What the task asks>
Take each line of the data that contains the string "丹青西游" and copy it.

Supplied material>

+===+

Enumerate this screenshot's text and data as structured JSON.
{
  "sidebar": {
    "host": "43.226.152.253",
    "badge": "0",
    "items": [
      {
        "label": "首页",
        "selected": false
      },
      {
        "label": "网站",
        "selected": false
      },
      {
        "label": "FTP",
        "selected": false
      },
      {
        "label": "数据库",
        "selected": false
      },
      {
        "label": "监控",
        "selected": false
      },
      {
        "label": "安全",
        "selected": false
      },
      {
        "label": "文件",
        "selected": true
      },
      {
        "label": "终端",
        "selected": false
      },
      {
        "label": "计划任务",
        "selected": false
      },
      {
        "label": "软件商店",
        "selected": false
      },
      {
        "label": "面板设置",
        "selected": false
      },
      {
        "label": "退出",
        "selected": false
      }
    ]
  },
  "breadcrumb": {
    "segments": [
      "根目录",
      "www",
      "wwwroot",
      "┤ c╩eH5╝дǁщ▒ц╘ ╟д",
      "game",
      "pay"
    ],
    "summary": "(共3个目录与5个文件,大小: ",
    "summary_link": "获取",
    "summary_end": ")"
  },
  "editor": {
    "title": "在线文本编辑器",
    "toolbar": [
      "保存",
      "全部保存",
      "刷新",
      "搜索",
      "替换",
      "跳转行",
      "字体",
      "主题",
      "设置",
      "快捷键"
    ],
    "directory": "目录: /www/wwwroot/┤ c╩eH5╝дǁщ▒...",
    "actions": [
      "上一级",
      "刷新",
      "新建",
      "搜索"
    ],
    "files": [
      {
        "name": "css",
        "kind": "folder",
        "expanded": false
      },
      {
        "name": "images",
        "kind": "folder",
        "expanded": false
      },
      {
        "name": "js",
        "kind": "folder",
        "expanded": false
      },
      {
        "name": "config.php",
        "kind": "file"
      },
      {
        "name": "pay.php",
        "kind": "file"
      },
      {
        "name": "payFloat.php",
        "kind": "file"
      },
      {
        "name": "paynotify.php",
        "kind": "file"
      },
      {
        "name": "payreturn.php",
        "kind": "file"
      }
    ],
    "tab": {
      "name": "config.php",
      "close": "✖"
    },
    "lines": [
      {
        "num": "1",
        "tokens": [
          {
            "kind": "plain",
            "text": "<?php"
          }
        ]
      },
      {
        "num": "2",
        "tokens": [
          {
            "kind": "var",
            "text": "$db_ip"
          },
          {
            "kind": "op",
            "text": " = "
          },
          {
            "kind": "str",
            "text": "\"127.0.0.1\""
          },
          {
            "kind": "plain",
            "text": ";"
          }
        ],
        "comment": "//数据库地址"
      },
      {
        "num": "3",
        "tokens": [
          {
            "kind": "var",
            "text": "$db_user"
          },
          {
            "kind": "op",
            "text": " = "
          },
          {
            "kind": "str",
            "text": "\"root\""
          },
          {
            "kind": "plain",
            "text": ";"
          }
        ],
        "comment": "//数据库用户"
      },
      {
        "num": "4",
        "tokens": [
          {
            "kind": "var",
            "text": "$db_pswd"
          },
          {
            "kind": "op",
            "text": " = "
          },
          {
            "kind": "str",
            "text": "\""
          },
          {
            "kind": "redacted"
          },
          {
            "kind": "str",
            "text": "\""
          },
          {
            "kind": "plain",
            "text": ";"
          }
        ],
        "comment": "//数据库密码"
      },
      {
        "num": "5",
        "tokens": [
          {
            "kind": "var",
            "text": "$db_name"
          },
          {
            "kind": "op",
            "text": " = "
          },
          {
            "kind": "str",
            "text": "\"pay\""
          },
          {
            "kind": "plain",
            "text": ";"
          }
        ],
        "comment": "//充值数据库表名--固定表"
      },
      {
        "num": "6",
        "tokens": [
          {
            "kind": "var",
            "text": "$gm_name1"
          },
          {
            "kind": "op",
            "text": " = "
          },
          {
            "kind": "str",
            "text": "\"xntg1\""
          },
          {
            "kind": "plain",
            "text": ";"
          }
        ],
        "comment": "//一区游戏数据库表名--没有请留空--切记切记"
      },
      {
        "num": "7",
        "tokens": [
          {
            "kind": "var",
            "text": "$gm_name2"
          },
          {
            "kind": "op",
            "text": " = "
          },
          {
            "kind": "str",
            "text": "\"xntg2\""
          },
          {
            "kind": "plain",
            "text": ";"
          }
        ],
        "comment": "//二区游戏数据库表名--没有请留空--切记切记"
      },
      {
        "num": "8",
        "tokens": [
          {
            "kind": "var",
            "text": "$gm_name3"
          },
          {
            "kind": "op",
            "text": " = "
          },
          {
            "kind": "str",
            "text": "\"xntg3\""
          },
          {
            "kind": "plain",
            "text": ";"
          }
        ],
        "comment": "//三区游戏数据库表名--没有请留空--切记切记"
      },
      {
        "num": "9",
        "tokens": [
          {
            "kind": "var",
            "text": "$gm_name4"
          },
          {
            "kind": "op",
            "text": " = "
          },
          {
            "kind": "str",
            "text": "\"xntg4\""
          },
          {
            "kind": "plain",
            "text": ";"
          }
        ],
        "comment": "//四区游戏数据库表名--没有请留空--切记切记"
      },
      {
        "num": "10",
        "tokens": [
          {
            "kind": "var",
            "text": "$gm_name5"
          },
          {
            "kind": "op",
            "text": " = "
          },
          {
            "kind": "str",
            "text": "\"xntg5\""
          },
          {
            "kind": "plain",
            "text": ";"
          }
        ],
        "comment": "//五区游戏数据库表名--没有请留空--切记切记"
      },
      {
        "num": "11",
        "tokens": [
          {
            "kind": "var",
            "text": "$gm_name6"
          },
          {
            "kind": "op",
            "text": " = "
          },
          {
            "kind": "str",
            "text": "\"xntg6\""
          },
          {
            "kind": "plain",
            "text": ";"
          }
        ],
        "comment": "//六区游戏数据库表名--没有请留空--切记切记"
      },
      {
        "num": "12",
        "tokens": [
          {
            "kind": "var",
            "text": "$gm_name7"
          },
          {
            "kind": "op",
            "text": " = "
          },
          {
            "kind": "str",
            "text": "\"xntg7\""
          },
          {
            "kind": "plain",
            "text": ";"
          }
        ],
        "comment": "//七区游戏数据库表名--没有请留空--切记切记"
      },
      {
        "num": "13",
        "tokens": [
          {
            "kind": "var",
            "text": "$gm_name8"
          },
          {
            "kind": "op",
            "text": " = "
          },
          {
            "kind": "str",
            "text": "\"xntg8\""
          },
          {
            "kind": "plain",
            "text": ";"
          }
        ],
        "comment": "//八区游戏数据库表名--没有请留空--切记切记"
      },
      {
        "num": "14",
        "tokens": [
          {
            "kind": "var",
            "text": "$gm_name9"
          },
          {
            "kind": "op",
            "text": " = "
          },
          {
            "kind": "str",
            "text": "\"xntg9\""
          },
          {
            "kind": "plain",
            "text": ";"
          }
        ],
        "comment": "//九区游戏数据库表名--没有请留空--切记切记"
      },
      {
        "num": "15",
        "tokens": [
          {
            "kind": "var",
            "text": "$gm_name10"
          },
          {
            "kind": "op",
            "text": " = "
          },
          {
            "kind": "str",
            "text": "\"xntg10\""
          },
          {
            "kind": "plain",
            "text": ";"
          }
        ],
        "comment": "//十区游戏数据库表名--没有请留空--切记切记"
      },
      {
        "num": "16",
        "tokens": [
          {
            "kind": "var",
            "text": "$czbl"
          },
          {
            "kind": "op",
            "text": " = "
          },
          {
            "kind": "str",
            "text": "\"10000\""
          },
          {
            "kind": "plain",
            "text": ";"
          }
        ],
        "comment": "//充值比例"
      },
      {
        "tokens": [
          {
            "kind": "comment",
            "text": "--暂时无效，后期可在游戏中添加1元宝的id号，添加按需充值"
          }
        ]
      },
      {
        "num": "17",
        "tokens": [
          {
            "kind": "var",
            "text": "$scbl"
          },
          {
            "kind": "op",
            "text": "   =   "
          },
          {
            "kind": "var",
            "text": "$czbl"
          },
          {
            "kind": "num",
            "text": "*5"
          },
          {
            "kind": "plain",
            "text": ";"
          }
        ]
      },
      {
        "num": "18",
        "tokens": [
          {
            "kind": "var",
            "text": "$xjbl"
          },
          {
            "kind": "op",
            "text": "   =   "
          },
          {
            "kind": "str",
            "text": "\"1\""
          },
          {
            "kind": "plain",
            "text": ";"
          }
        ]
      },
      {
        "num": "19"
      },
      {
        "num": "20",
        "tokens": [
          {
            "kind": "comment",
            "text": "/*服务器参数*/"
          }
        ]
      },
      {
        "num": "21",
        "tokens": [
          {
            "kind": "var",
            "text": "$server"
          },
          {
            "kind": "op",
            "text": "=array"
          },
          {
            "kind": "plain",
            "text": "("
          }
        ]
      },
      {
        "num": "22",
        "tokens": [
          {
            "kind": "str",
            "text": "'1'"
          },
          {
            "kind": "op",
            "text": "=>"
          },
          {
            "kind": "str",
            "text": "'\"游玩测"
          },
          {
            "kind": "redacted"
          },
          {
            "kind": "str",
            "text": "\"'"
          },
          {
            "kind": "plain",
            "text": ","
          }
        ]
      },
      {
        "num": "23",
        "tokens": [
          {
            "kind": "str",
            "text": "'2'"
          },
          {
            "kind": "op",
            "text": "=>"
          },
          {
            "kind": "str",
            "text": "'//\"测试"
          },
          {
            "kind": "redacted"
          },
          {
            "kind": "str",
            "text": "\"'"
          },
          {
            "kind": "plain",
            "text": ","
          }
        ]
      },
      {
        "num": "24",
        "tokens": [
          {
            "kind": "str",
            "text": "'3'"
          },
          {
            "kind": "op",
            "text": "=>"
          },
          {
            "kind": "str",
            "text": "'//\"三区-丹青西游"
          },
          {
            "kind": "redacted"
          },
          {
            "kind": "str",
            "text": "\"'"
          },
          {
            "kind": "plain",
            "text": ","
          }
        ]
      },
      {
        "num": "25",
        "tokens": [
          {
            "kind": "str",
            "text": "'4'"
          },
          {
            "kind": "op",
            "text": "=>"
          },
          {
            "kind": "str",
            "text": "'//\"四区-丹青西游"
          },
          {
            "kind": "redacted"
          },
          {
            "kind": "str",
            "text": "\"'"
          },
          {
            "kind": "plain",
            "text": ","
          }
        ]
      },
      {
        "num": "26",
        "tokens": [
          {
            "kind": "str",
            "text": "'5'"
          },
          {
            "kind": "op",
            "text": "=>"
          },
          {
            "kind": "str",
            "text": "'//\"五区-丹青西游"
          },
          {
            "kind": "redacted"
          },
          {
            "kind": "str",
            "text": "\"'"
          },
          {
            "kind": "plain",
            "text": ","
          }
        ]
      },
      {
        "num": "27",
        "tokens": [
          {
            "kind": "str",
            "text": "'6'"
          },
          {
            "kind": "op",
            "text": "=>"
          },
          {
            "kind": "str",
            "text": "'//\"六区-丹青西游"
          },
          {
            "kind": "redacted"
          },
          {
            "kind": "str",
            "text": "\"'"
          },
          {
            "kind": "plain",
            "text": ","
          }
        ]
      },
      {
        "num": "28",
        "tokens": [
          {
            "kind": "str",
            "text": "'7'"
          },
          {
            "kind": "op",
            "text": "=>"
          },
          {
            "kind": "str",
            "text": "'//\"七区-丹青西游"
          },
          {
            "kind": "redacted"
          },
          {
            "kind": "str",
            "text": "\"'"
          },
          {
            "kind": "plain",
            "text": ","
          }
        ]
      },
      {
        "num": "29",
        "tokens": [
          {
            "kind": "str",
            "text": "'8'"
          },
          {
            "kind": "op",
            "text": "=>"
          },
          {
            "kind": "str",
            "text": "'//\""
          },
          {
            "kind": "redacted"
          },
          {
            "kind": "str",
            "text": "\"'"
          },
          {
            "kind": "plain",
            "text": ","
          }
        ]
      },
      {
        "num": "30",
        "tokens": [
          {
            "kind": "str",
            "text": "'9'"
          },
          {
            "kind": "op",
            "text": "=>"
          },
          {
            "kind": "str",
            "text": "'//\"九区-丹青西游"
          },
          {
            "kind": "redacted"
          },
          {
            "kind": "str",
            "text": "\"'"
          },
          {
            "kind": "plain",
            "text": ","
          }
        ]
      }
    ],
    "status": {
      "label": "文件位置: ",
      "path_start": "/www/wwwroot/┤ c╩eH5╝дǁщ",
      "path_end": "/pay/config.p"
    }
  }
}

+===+

Task response>
            "text": "'//\"三区-丹青西游"
            "text": "'//\"四区-丹青西游"
            "text": "'//\"五区-丹青西游"
            "text": "'//\"六区-丹青西游"
            "text": "'//\"七区-丹青西游"
            "text": "'//\"九区-丹青西游"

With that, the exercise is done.